In Greece, thousands of refugees are suffering in the bitter cold in unheated tents and makeshift shelters. Nonetheless, the German Ministry for the Interior (BMI) is planning to recommence deportations to Greece from March 15th. PRO ASYL instead demands swift rescue operations for people seeking protection.
By deliberately disregarding the dramatic situation of more than 60,000 asylum seekers stranded in Greece, the EU commission’s recommendation and the BMI’s communication (a document obtained by PRO ASYL) attempt to rescue an inhumane system of responsibility, under which Dublin-transfers to Greece are to recommence after March 15th.
While thousands of asylum seekers are exposed to bitterly cold conditions and some may freeze to death, politicians are cynically whitewashing the situation in Greece.
Deportations will recommence on March 15th
Tragic, but not surprising: The BMI has advised that the current ban on deportations of asylum seekers to Greece (which came into force in January 2011) is to end on March 15th, 2017, and has instructed the Federal Agency to develop a model to implement the recommendations formulated by the EU commission on December 8th, 2016.
According to these documents, deportations to Greece are to recommence to a “limited extent”; “vulnerable groups, including unaccompanied minors” are initially to be excluded from such deportations, and Greece has to guarantee admission in each individual case prior to deportation taking place.
Create humane shelters
Instead of enforcing Dublin-deportations, it is of crucial importance to comprehensively investigate the abject failure of the system of housing asylum seekers in Greece and to house refugees in humane conditions without delay. Human rights organisations have been working for months to get refugees out of tents and miserable camps.
Nevertheless, to this date the situation remains unchanged. A few days ago, the Greek Minister for Migration claimed that “there are no refugees or migrants living in the cold anymore” – however, given the conditions in the EU hotspot camps on the Greek islands this statement is clearly untrue.
Open legal departure routes
It begs the question why – despite the availability of sufficient funds in EU budgets – thousands of asylum seekers are still without adequate shelter and are forced to live in the mud and – since the onset of winter – the snow.

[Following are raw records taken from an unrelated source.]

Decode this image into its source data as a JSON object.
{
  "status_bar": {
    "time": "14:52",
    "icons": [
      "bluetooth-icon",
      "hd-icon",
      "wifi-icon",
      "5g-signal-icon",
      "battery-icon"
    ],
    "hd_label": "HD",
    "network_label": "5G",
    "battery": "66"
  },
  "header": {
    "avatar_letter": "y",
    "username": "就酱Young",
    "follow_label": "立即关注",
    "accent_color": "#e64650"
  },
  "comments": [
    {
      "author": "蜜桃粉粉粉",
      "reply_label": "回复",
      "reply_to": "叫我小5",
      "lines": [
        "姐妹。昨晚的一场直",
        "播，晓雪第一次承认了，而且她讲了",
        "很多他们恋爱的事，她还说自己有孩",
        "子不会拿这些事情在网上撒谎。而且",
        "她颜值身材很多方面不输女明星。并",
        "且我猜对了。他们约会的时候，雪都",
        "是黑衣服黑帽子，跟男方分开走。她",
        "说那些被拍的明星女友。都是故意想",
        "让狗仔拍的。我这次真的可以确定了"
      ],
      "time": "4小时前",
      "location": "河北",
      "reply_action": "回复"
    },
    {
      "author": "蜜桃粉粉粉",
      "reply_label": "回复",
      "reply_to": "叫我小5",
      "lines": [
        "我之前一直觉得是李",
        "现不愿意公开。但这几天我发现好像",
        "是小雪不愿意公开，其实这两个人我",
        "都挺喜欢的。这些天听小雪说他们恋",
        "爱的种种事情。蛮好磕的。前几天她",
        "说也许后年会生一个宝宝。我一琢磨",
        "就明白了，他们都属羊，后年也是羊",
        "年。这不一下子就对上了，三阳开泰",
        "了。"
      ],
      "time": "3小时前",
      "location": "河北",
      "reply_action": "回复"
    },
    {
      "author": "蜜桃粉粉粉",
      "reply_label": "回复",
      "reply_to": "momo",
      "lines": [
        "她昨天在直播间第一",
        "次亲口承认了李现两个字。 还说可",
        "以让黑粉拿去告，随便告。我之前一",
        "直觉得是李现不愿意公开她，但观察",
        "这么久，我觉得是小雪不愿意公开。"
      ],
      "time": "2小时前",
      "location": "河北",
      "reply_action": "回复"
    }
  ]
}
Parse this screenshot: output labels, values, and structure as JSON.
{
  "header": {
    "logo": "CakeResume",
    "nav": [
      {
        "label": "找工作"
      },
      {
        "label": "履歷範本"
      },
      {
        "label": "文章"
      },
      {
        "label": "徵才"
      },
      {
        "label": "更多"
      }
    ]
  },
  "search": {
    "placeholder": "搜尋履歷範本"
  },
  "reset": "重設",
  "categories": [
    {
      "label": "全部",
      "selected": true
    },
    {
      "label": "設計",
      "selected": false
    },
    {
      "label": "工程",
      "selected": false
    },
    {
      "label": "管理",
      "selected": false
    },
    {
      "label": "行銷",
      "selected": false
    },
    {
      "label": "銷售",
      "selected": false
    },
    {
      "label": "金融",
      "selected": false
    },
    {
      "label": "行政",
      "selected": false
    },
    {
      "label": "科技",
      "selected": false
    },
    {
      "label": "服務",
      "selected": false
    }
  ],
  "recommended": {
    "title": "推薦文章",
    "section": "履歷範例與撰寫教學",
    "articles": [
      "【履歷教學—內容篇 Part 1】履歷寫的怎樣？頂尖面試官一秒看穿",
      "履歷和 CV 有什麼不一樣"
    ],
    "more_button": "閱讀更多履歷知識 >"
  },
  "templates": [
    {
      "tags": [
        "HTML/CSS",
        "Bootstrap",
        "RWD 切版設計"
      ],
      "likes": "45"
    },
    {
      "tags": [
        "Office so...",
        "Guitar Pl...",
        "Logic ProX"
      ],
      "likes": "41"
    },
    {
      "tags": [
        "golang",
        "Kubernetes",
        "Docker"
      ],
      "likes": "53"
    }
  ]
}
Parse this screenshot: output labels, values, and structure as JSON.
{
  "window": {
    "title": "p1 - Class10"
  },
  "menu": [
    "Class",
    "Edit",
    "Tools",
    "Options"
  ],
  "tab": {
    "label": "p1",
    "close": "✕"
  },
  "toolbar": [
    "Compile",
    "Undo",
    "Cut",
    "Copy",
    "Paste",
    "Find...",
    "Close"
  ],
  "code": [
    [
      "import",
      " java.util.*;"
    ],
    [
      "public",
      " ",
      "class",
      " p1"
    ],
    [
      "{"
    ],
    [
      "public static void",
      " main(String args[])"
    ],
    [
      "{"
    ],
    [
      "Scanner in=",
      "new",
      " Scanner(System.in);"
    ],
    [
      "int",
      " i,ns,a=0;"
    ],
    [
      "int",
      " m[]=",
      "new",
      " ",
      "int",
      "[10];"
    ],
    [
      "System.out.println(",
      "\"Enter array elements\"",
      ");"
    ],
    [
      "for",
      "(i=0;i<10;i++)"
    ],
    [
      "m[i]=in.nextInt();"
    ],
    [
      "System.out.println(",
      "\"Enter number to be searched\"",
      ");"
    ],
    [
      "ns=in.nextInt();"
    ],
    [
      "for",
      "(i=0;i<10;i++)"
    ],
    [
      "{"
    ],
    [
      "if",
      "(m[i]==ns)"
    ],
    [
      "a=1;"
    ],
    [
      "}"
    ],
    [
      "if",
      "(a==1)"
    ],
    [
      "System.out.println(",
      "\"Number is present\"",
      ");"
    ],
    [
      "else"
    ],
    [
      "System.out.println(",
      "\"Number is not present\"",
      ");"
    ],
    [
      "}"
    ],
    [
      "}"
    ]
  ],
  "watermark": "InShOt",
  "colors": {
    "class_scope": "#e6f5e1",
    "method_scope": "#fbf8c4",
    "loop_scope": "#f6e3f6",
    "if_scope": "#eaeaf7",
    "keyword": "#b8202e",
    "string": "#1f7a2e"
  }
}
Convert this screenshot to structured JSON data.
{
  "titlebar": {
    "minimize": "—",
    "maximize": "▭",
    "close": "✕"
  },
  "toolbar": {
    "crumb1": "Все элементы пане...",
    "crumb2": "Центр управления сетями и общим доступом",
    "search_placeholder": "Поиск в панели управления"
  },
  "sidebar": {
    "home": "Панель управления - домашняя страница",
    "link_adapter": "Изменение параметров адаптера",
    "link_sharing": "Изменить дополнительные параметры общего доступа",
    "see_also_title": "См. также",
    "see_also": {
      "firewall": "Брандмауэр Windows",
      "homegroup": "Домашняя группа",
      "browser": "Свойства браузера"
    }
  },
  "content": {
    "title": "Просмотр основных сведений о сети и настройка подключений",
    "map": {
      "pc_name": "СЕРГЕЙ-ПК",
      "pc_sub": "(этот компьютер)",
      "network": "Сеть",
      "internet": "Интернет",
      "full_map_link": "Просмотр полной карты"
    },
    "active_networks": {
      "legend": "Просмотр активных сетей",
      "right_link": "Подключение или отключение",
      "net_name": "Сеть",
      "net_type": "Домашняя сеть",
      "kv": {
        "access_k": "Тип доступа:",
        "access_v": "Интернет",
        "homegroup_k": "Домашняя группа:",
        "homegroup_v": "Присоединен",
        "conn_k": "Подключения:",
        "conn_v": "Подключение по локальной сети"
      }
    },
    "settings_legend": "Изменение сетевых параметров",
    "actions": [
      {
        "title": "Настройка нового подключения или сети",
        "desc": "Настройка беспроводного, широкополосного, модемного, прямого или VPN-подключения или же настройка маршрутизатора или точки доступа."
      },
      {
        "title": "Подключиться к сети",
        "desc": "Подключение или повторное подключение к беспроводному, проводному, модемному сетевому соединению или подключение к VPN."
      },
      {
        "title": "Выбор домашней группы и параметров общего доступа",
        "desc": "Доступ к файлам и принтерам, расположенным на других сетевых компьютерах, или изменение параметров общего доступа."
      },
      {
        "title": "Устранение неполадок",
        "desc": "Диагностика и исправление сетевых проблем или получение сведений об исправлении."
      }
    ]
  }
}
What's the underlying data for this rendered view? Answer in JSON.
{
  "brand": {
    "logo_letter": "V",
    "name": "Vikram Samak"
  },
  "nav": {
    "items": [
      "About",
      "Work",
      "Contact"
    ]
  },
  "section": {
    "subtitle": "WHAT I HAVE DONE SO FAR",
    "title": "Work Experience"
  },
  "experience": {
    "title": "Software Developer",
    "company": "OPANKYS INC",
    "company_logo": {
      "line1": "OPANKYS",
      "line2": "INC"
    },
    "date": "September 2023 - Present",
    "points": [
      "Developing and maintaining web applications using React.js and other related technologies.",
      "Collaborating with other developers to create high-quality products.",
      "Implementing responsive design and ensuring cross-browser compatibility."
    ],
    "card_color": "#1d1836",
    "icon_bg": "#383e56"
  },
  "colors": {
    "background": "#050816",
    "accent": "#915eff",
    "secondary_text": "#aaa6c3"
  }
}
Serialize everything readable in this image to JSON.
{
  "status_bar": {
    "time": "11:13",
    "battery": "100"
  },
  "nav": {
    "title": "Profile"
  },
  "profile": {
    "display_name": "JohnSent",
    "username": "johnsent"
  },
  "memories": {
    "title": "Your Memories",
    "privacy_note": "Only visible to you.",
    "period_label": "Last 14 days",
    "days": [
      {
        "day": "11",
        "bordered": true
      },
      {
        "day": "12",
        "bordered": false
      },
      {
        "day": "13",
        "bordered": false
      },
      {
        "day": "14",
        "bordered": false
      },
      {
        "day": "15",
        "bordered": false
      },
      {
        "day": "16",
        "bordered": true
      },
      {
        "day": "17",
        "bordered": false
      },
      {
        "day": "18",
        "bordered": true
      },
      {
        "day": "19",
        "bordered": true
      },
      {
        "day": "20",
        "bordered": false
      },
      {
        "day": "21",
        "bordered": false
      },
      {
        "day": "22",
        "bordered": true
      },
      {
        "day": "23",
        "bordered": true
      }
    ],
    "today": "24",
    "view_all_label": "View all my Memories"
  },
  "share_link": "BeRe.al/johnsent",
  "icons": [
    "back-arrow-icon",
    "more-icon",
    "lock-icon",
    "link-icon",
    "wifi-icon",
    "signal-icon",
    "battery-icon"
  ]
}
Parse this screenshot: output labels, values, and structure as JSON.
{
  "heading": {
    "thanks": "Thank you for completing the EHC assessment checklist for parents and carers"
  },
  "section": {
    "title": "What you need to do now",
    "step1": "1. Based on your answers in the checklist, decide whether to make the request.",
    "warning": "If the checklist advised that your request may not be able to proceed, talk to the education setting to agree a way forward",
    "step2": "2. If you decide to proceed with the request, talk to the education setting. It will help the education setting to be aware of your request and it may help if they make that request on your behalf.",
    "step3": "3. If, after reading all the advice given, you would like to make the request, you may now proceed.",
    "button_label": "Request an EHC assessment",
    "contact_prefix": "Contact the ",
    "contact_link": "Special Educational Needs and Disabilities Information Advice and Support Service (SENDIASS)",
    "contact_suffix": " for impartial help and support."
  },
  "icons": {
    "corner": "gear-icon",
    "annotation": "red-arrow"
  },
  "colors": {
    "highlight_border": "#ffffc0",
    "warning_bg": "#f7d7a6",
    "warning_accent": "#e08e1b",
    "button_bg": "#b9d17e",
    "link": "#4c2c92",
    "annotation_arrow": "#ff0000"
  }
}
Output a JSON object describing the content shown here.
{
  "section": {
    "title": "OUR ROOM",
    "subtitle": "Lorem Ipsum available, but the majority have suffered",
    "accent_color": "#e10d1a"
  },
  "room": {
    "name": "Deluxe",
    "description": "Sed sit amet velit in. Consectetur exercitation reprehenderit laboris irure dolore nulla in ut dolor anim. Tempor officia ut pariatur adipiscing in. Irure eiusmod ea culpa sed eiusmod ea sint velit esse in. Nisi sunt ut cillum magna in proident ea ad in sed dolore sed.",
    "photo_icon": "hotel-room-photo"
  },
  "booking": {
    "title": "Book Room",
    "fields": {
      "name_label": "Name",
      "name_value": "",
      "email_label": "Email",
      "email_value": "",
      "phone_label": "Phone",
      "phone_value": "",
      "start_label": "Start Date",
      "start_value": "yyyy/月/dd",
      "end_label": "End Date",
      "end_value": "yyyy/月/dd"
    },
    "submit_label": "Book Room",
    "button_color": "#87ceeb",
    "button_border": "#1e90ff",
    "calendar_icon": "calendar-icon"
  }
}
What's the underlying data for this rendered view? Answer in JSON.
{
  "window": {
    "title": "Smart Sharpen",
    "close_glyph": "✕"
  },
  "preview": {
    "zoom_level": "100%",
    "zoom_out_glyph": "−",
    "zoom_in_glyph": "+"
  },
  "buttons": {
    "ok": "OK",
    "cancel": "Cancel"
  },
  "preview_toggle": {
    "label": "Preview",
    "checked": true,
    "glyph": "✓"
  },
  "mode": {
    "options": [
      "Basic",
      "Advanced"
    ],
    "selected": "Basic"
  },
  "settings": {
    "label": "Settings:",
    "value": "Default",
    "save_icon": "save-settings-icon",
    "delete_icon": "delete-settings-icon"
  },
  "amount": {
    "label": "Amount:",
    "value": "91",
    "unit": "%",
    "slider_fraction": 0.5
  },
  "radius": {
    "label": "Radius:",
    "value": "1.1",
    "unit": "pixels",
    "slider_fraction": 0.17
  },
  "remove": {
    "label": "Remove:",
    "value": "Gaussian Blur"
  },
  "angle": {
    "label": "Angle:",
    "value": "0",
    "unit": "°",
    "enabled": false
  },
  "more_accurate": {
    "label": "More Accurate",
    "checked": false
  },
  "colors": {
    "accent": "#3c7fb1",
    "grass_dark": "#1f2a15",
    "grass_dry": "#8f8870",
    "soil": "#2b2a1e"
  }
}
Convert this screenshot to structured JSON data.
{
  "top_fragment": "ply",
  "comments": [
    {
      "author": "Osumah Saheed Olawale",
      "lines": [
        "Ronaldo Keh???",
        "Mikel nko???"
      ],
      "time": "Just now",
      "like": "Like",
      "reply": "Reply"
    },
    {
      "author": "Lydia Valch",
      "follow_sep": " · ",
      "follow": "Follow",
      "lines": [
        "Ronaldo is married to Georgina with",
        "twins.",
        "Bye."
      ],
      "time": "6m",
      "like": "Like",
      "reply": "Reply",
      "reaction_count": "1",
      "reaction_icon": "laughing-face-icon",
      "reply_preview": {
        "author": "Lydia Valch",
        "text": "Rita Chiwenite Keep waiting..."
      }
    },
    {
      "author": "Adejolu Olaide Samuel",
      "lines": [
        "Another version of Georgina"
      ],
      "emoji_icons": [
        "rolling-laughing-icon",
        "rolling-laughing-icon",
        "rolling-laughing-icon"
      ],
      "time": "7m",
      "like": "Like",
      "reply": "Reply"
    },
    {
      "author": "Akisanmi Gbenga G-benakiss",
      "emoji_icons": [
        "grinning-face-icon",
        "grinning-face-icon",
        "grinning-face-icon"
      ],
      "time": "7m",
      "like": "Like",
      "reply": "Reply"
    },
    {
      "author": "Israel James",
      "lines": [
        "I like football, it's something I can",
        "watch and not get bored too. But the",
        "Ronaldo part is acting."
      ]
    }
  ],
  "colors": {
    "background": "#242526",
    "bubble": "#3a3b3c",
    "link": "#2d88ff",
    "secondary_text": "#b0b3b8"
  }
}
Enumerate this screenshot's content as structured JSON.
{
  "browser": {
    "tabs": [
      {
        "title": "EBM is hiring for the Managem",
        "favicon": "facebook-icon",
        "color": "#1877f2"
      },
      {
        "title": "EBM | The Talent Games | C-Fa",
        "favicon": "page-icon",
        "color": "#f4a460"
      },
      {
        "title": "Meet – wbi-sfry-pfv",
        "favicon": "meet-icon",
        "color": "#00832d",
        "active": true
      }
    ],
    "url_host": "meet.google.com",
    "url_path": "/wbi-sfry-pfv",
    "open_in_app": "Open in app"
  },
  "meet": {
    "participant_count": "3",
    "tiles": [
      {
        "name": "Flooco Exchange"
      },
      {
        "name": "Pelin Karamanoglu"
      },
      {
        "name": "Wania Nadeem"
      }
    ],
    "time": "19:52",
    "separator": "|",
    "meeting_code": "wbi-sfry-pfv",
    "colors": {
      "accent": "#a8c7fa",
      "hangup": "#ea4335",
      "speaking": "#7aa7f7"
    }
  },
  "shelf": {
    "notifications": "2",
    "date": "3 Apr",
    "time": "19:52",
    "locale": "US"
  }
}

A scheme passed more than a year ago, under which refugees were to be relocated from Greece to other EU countries, is barely functioning either: To date, not even 10% of the planned number of 63,000 people have been relocated to other countries.
PRO ASYL calls upon the Greek government, the EU Commission and also the German government to finally put an end to the suffering of asylum seekers, especially those on the Greek islands. Instead of sending more people into the miserable conditions there, the tens of thousands of people already stranded in Greece must swiftly be granted legal onward passage.